New life order emerges as world bounces back from Covid-19
Governance is another aspect which needs to be reconsidered
As we wrap our heads around the previously unimaginable changes which have taken place in the past year, from the switch to compulsory virtual work to new patterns of social activity while living with the virus, a new world order seems on the horizon. Covid-19 and the consequent seismic changes have made humanity rethink possibly everything— ideas about public health, governance, empathy, resilience, environment, technology and the economy have all been redefined and with reasonable hope and acquired learning from this time of adversity, we can think of a post-Covid world order, where the mistakes of the pre-Covid times are not repeated and our collective existence provides more strength to every member of the human community.

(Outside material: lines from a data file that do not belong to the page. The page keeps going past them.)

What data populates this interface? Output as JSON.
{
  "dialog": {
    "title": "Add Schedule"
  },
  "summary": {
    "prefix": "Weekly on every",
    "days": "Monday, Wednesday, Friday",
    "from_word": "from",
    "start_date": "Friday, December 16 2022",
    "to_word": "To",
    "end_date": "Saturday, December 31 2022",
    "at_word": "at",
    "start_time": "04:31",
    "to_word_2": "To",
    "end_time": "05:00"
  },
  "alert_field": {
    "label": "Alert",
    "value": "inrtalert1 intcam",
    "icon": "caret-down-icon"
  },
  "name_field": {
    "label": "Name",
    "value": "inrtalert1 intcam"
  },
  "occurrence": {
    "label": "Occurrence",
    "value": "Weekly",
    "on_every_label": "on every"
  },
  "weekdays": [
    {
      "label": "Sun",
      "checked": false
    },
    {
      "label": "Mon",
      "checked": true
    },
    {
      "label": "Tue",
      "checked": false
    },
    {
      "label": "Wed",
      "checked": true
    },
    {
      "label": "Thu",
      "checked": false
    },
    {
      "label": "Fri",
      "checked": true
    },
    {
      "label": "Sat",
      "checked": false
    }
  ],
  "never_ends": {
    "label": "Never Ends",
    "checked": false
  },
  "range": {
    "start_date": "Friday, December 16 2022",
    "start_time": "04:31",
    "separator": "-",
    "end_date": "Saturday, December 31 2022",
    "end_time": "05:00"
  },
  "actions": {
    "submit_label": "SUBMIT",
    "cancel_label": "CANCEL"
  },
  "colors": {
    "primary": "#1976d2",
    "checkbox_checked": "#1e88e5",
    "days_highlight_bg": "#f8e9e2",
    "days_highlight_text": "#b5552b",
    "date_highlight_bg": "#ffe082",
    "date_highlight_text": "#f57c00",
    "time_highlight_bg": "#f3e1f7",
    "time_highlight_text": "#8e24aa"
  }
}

The new world order, almost goes without saying, will have to be heavily premised on technology. Covid-19 and the consequent seismic changes have made humanity rethink possibly everything— ideas about public health, governance, empathy, resilience, environment, technology and the economy have all been redefined and with reasonable hope and acquired learning from this time of adversity, we can think of a post-Covid world order, where the mistakes of the pre-Covid times are not repeated and our collective existence provides more strength to every member of the human community.
The new world order, almost goes without saying, will have to be heavily premised on technology. If there is something which has kept human activity, from socialising to healthcare to education afloat, it inevitably is technological advancement and its innovative deployment. It did not simply provide economic alternatives to businesses and keep people employed, but also facilitated living in extremely altered circumstances.
Artists used technology to broadcast performances, people in isolation used it for recreation and social interaction; universities harnessed it to keep academic sessions and evaluations going. The new world order has to take into consideration, the radical potential of embracing a technology-fuelled life, bridge all digital divides and favourably digitise whatever aspects of human existence can be platformed digitally. This would make trouble in disseminating information, delivery of services and seeking necessary action a thing of the distant past. An example of this would be blockchain technology which enables boundless collaboration facilitating connections across nations and locations.
Governance is another aspect which needs to be reconsidered. As the pandemic showed us, narrow national divisions do not help in a human crisis and countries of the world are undeniably, stronger together. Defining an international coalition for global governance, then, can ensure that our resources are pooled together and allocated to vulnerable constituencies without hassle, vastly reducing the scope of human suffering. It would also enable us to find substantial responses to structural problems, from racism to queerphobia and to build a just and equitable world where environmental concerns are taken care of by a tightly-knit global community.
A white paper compiled by a thought leaders and co-edited by Jane Thomason and Jannah Patchay, 'Covid and the New World Order – Actionable insights from global technology thought leaders', as Forbes reports covers of the macro changes from the impact coronavirus has had on society. Lawrence Wintermeyer comments, "Many of these changes are driven by our seemingly systematic inability to respond effectively to the crisis in government, business, and society. The paper urges a rethinking of the economic system, to rethink what we value, and to rethink how we live."
There is thus a need to rethink the economy itself, and its cycles of demand and supply. We need investment in social infrastructure, a move towards sustainability, action against international tax evasion, just trade deals for developing economies and debt cancellation for poor countries. On the whole, the economy has to be rebuilt for greater coordination and sustained responses to problems of the world and building infrastructure that keeps us afloat in times of unpredictable crises, averting the possibilities of recession. All in all, a human-centered approach to restructure the economy is the need of the hour.
The new generation deserves a reformed world and it is incumbent upon us to progressively make the world better, drawing from our lessons in the realities we currently inhabit. The Co-Covid world is an enormous opportunity for us to reset our collective lives and create a world order that does utmost justice to humanity. A new world is ours to build, and the building blocks are in front of us— the difference shall be made in the endeavour we energise from here.
(The author is Founder, Upsurge Global, and Senior Advisor, Telangana State Innovation Council)